**Problem**
The full set of entries below, restated word for word and stripped of images, is the expected result.

**Record set**
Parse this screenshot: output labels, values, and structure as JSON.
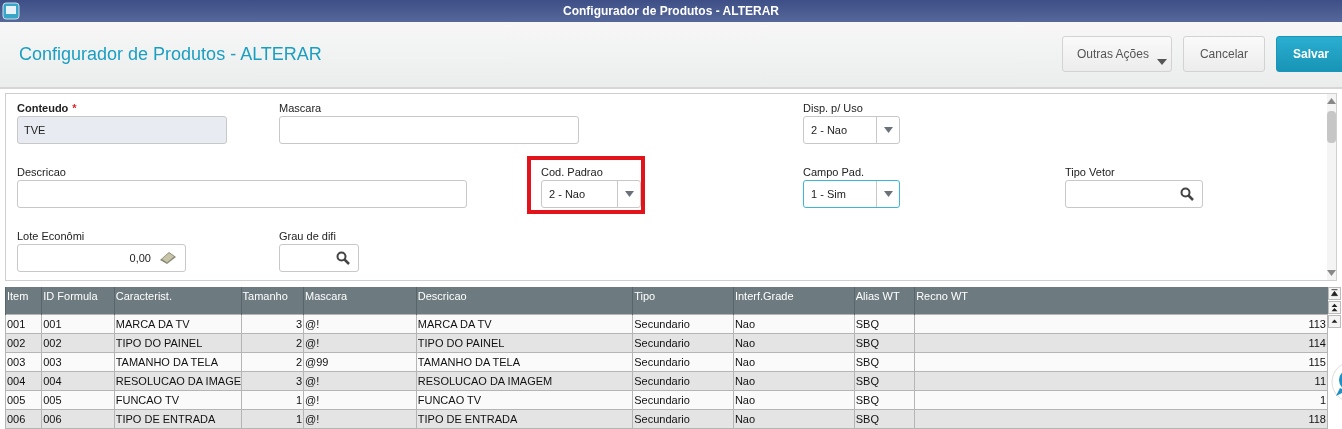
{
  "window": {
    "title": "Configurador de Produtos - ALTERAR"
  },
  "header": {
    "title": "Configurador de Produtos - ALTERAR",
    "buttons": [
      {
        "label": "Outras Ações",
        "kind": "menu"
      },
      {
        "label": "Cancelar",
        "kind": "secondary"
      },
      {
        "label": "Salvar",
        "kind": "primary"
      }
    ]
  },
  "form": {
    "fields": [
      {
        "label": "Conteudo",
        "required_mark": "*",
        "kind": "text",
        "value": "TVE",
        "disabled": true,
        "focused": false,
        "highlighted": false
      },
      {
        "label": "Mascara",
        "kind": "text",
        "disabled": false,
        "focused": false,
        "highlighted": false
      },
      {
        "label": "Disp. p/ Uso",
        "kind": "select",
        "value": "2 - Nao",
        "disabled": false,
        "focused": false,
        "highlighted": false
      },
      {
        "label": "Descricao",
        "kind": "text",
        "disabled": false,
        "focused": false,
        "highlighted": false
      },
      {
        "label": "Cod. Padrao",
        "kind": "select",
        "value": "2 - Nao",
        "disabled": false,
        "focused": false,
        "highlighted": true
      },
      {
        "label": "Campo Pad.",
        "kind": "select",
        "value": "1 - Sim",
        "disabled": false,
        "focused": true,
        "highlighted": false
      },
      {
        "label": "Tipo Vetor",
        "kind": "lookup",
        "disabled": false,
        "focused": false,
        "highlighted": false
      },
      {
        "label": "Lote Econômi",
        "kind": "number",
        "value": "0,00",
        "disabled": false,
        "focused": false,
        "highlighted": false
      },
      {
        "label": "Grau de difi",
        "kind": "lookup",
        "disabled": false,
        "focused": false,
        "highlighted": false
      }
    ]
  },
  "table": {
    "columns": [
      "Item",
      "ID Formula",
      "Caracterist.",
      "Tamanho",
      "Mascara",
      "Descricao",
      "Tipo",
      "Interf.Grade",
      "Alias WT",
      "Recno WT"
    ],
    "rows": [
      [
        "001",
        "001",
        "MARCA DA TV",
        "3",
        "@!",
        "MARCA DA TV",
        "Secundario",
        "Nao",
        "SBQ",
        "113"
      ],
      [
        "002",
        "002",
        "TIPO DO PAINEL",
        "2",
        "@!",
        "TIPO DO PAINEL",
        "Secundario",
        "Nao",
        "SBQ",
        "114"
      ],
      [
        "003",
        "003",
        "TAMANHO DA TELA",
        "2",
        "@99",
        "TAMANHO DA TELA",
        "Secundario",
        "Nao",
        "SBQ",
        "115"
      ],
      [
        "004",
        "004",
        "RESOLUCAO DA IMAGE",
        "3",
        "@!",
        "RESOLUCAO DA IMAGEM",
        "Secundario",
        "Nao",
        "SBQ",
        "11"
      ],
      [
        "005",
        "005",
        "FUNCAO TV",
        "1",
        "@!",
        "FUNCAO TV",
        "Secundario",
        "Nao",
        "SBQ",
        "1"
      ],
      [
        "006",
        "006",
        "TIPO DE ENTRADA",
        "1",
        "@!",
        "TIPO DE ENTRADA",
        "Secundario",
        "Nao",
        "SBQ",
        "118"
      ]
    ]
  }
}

**Response to the exercise**
Parse this screenshot: output labels, values, and structure as JSON.
{
  "window": {
    "title": "Configurador de Produtos - ALTERAR"
  },
  "header": {
    "title": "Configurador de Produtos - ALTERAR",
    "buttons": [
      {
        "label": "Outras Ações",
        "kind": "menu"
      },
      {
        "label": "Cancelar",
        "kind": "secondary"
      },
      {
        "label": "Salvar",
        "kind": "primary"
      }
    ]
  },
  "form": {
    "fields": [
      {
        "label": "Conteudo",
        "required_mark": "*",
        "kind": "text",
        "value": "TVE",
        "disabled": true,
        "focused": false,
        "highlighted": false
      },
      {
        "label": "Mascara",
        "kind": "text",
        "disabled": false,
        "focused": false,
        "highlighted": false
      },
      {
        "label": "Disp. p/ Uso",
        "kind": "select",
        "value": "2 - Nao",
        "disabled": false,
        "focused": false,
        "highlighted": false
      },
      {
        "label": "Descricao",
        "kind": "text",
        "disabled": false,
        "focused": false,
        "highlighted": false
      },
      {
        "label": "Cod. Padrao",
        "kind": "select",
        "value": "2 - Nao",
        "disabled": false,
        "focused": false,
        "highlighted": true
      },
      {
        "label": "Campo Pad.",
        "kind": "select",
        "value": "1 - Sim",
        "disabled": false,
        "focused": true,
        "highlighted": false
      },
      {
        "label": "Tipo Vetor",
        "kind": "lookup",
        "disabled": false,
        "focused": false,
        "highlighted": false
      },
      {
        "label": "Lote Econômi",
        "kind": "number",
        "value": "0,00",
        "disabled": false,
        "focused": false,
        "highlighted": false
      },
      {
        "label": "Grau de difi",
        "kind": "lookup",
        "disabled": false,
        "focused": false,
        "highlighted": false
      }
    ]
  },
  "table": {
    "columns": [
      "Item",
      "ID Formula",
      "Caracterist.",
      "Tamanho",
      "Mascara",
      "Descricao",
      "Tipo",
      "Interf.Grade",
      "Alias WT",
      "Recno WT"
    ],
    "rows": [
      [
        "001",
        "001",
        "MARCA DA TV",
        "3",
        "@!",
        "MARCA DA TV",
        "Secundario",
        "Nao",
        "SBQ",
        "113"
      ],
      [
        "002",
        "002",
        "TIPO DO PAINEL",
        "2",
        "@!",
        "TIPO DO PAINEL",
        "Secundario",
        "Nao",
        "SBQ",
        "114"
      ],
      [
        "003",
        "003",
        "TAMANHO DA TELA",
        "2",
        "@99",
        "TAMANHO DA TELA",
        "Secundario",
        "Nao",
        "SBQ",
        "115"
      ],
      [
        "004",
        "004",
        "RESOLUCAO DA IMAGE",
        "3",
        "@!",
        "RESOLUCAO DA IMAGEM",
        "Secundario",
        "Nao",
        "SBQ",
        "11"
      ],
      [
        "005",
        "005",
        "FUNCAO TV",
        "1",
        "@!",
        "FUNCAO TV",
        "Secundario",
        "Nao",
        "SBQ",
        "1"
      ],
      [
        "006",
        "006",
        "TIPO DE ENTRADA",
        "1",
        "@!",
        "TIPO DE ENTRADA",
        "Secundario",
        "Nao",
        "SBQ",
        "118"
      ]
    ]
  }
}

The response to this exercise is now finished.